**Problem to work on**
Please write every entry out again, exactly as it reads below.

**Records provided**
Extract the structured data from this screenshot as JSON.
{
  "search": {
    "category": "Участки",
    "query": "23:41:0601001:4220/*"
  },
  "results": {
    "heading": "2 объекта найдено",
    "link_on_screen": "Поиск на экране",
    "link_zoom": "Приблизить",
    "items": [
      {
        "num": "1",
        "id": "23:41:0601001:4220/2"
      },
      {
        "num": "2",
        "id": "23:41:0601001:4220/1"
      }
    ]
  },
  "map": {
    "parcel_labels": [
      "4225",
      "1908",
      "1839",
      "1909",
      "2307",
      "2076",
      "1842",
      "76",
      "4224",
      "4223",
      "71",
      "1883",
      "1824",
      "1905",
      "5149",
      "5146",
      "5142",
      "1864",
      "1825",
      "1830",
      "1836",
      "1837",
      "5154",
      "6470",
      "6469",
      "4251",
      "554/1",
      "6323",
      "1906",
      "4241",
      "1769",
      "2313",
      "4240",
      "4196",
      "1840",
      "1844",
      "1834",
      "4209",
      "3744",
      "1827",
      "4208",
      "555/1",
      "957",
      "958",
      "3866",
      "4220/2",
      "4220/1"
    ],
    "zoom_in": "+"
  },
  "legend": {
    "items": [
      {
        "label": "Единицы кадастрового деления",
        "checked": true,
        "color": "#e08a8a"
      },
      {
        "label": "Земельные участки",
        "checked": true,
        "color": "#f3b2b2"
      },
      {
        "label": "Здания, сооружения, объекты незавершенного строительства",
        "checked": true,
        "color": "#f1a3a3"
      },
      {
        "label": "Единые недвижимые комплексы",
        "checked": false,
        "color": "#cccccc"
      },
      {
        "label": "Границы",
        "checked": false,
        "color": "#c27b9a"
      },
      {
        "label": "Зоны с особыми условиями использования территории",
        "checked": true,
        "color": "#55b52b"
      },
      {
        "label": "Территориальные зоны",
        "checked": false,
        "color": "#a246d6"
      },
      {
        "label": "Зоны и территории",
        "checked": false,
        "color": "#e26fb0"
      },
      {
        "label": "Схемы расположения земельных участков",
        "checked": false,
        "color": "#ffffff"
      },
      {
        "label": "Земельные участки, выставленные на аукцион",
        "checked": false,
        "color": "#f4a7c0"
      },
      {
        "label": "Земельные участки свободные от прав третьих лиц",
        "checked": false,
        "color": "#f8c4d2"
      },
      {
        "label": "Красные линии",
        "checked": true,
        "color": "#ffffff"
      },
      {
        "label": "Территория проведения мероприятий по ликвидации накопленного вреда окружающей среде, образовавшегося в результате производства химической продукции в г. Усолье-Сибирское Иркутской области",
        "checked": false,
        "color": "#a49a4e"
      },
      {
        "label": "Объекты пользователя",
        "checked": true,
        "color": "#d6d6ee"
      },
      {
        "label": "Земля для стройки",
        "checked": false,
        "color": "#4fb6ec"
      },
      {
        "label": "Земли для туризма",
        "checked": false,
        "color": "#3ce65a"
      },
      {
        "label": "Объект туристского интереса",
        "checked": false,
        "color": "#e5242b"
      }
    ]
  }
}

**Answer below**
Extract the structured data from this screenshot as JSON.
{
  "search": {
    "category": "Участки",
    "query": "23:41:0601001:4220/*"
  },
  "results": {
    "heading": "2 объекта найдено",
    "link_on_screen": "Поиск на экране",
    "link_zoom": "Приблизить",
    "items": [
      {
        "num": "1",
        "id": "23:41:0601001:4220/2"
      },
      {
        "num": "2",
        "id": "23:41:0601001:4220/1"
      }
    ]
  },
  "map": {
    "parcel_labels": [
      "4225",
      "1908",
      "1839",
      "1909",
      "2307",
      "2076",
      "1842",
      "76",
      "4224",
      "4223",
      "71",
      "1883",
      "1824",
      "1905",
      "5149",
      "5146",
      "5142",
      "1864",
      "1825",
      "1830",
      "1836",
      "1837",
      "5154",
      "6470",
      "6469",
      "4251",
      "554/1",
      "6323",
      "1906",
      "4241",
      "1769",
      "2313",
      "4240",
      "4196",
      "1840",
      "1844",
      "1834",
      "4209",
      "3744",
      "1827",
      "4208",
      "555/1",
      "957",
      "958",
      "3866",
      "4220/2",
      "4220/1"
    ],
    "zoom_in": "+"
  },
  "legend": {
    "items": [
      {
        "label": "Единицы кадастрового деления",
        "checked": true,
        "color": "#e08a8a"
      },
      {
        "label": "Земельные участки",
        "checked": true,
        "color": "#f3b2b2"
      },
      {
        "label": "Здания, сооружения, объекты незавершенного строительства",
        "checked": true,
        "color": "#f1a3a3"
      },
      {
        "label": "Единые недвижимые комплексы",
        "checked": false,
        "color": "#cccccc"
      },
      {
        "label": "Границы",
        "checked": false,
        "color": "#c27b9a"
      },
      {
        "label": "Зоны с особыми условиями использования территории",
        "checked": true,
        "color": "#55b52b"
      },
      {
        "label": "Территориальные зоны",
        "checked": false,
        "color": "#a246d6"
      },
      {
        "label": "Зоны и территории",
        "checked": false,
        "color": "#e26fb0"
      },
      {
        "label": "Схемы расположения земельных участков",
        "checked": false,
        "color": "#ffffff"
      },
      {
        "label": "Земельные участки, выставленные на аукцион",
        "checked": false,
        "color": "#f4a7c0"
      },
      {
        "label": "Земельные участки свободные от прав третьих лиц",
        "checked": false,
        "color": "#f8c4d2"
      },
      {
        "label": "Красные линии",
        "checked": true,
        "color": "#ffffff"
      },
      {
        "label": "Территория проведения мероприятий по ликвидации накопленного вреда окружающей среде, образовавшегося в результате производства химической продукции в г. Усолье-Сибирское Иркутской области",
        "checked": false,
        "color": "#a49a4e"
      },
      {
        "label": "Объекты пользователя",
        "checked": true,
        "color": "#d6d6ee"
      },
      {
        "label": "Земля для стройки",
        "checked": false,
        "color": "#4fb6ec"
      },
      {
        "label": "Земли для туризма",
        "checked": false,
        "color": "#3ce65a"
      },
      {
        "label": "Объект туристского интереса",
        "checked": false,
        "color": "#e5242b"
      }
    ]
  }
}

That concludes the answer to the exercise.